What you will do: Copy each entry as it stands, leaving nothing out.

Component data from apps and pages:
-=-=-=-=-
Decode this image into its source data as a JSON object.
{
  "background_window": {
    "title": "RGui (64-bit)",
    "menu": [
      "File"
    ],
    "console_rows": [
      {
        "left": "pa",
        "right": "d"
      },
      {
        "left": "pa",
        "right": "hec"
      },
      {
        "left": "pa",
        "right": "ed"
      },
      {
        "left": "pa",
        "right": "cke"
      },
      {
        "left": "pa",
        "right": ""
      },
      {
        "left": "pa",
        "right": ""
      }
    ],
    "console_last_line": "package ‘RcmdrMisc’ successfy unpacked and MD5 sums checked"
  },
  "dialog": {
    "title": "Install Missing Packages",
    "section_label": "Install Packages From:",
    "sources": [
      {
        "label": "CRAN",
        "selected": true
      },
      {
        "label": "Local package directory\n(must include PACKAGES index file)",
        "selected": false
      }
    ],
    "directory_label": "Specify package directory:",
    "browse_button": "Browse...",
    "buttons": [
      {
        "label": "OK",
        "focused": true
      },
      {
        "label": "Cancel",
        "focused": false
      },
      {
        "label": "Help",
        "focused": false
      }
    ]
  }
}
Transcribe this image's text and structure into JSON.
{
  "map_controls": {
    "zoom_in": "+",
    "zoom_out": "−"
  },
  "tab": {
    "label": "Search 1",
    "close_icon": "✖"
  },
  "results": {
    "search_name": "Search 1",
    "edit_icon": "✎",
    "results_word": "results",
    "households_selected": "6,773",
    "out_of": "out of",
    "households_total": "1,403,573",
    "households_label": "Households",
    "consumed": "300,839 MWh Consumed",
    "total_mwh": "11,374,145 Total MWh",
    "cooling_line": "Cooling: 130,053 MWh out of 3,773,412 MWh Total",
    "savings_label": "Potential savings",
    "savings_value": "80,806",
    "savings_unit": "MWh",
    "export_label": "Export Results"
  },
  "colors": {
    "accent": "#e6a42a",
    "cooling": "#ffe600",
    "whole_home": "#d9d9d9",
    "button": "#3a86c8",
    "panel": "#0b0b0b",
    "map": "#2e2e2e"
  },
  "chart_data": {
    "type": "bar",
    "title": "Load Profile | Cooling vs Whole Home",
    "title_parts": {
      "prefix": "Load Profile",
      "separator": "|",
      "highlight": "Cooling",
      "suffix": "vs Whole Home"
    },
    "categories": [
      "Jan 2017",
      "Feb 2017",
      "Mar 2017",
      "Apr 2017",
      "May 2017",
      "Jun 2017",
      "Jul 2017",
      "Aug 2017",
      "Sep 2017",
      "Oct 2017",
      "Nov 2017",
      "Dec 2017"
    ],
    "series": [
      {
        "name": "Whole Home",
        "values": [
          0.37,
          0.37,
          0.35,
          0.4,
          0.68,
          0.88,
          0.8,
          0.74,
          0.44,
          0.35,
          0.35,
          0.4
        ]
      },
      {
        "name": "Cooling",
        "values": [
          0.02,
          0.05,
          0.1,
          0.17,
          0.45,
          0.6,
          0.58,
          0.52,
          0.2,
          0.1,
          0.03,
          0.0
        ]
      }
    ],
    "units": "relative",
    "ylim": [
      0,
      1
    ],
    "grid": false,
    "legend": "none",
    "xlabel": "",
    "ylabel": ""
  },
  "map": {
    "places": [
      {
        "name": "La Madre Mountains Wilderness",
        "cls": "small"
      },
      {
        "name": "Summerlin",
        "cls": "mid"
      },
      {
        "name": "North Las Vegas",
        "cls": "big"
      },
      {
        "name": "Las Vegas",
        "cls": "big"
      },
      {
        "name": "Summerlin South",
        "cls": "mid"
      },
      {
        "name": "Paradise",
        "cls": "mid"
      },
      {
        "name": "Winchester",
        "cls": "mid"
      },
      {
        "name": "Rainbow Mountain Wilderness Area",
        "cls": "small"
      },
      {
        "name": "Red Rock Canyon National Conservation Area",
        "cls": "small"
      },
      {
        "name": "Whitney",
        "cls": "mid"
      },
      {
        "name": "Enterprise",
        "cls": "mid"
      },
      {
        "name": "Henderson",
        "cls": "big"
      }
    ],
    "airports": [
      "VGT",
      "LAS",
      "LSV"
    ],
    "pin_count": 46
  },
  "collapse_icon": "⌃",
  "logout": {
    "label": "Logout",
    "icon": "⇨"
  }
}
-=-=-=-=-
Task solution:
Decode this image into its source data as a JSON object.
{
  "background_window": {
    "title": "RGui (64-bit)",
    "menu": [
      "File"
    ],
    "console_rows": [
      {
        "left": "pa",
        "right": "d"
      },
      {
        "left": "pa",
        "right": "hec"
      },
      {
        "left": "pa",
        "right": "ed"
      },
      {
        "left": "pa",
        "right": "cke"
      },
      {
        "left": "pa",
        "right": ""
      },
      {
        "left": "pa",
        "right": ""
      }
    ],
    "console_last_line": "package ‘RcmdrMisc’ successfy unpacked and MD5 sums checked"
  },
  "dialog": {
    "title": "Install Missing Packages",
    "section_label": "Install Packages From:",
    "sources": [
      {
        "label": "CRAN",
        "selected": true
      },
      {
        "label": "Local package directory\n(must include PACKAGES index file)",
        "selected": false
      }
    ],
    "directory_label": "Specify package directory:",
    "browse_button": "Browse...",
    "buttons": [
      {
        "label": "OK",
        "focused": true
      },
      {
        "label": "Cancel",
        "focused": false
      },
      {
        "label": "Help",
        "focused": false
      }
    ]
  }
}
Transcribe this image's text and structure into JSON.
{
  "map_controls": {
    "zoom_in": "+",
    "zoom_out": "−"
  },
  "tab": {
    "label": "Search 1",
    "close_icon": "✖"
  },
  "results": {
    "search_name": "Search 1",
    "edit_icon": "✎",
    "results_word": "results",
    "households_selected": "6,773",
    "out_of": "out of",
    "households_total": "1,403,573",
    "households_label": "Households",
    "consumed": "300,839 MWh Consumed",
    "total_mwh": "11,374,145 Total MWh",
    "cooling_line": "Cooling: 130,053 MWh out of 3,773,412 MWh Total",
    "savings_label": "Potential savings",
    "savings_value": "80,806",
    "savings_unit": "MWh",
    "export_label": "Export Results"
  },
  "colors": {
    "accent": "#e6a42a",
    "cooling": "#ffe600",
    "whole_home": "#d9d9d9",
    "button": "#3a86c8",
    "panel": "#0b0b0b",
    "map": "#2e2e2e"
  },
  "chart_data": {
    "type": "bar",
    "title": "Load Profile | Cooling vs Whole Home",
    "title_parts": {
      "prefix": "Load Profile",
      "separator": "|",
      "highlight": "Cooling",
      "suffix": "vs Whole Home"
    },
    "categories": [
      "Jan 2017",
      "Feb 2017",
      "Mar 2017",
      "Apr 2017",
      "May 2017",
      "Jun 2017",
      "Jul 2017",
      "Aug 2017",
      "Sep 2017",
      "Oct 2017",
      "Nov 2017",
      "Dec 2017"
    ],
    "series": [
      {
        "name": "Whole Home",
        "values": [
          0.37,
          0.37,
          0.35,
          0.4,
          0.68,
          0.88,
          0.8,
          0.74,
          0.44,
          0.35,
          0.35,
          0.4
        ]
      },
      {
        "name": "Cooling",
        "values": [
          0.02,
          0.05,
          0.1,
          0.17,
          0.45,
          0.6,
          0.58,
          0.52,
          0.2,
          0.1,
          0.03,
          0.0
        ]
      }
    ],
    "units": "relative",
    "ylim": [
      0,
      1
    ],
    "grid": false,
    "legend": "none",
    "xlabel": "",
    "ylabel": ""
  },
  "map": {
    "places": [
      {
        "name": "La Madre Mountains Wilderness",
        "cls": "small"
      },
      {
        "name": "Summerlin",
        "cls": "mid"
      },
      {
        "name": "North Las Vegas",
        "cls": "big"
      },
      {
        "name": "Las Vegas",
        "cls": "big"
      },
      {
        "name": "Summerlin South",
        "cls": "mid"
      },
      {
        "name": "Paradise",
        "cls": "mid"
      },
      {
        "name": "Winchester",
        "cls": "mid"
      },
      {
        "name": "Rainbow Mountain Wilderness Area",
        "cls": "small"
      },
      {
        "name": "Red Rock Canyon National Conservation Area",
        "cls": "small"
      },
      {
        "name": "Whitney",
        "cls": "mid"
      },
      {
        "name": "Enterprise",
        "cls": "mid"
      },
      {
        "name": "Henderson",
        "cls": "big"
      }
    ],
    "airports": [
      "VGT",
      "LAS",
      "LSV"
    ],
    "pin_count": 46
  },
  "collapse_icon": "⌃",
  "logout": {
    "label": "Logout",
    "icon": "⇨"
  }
}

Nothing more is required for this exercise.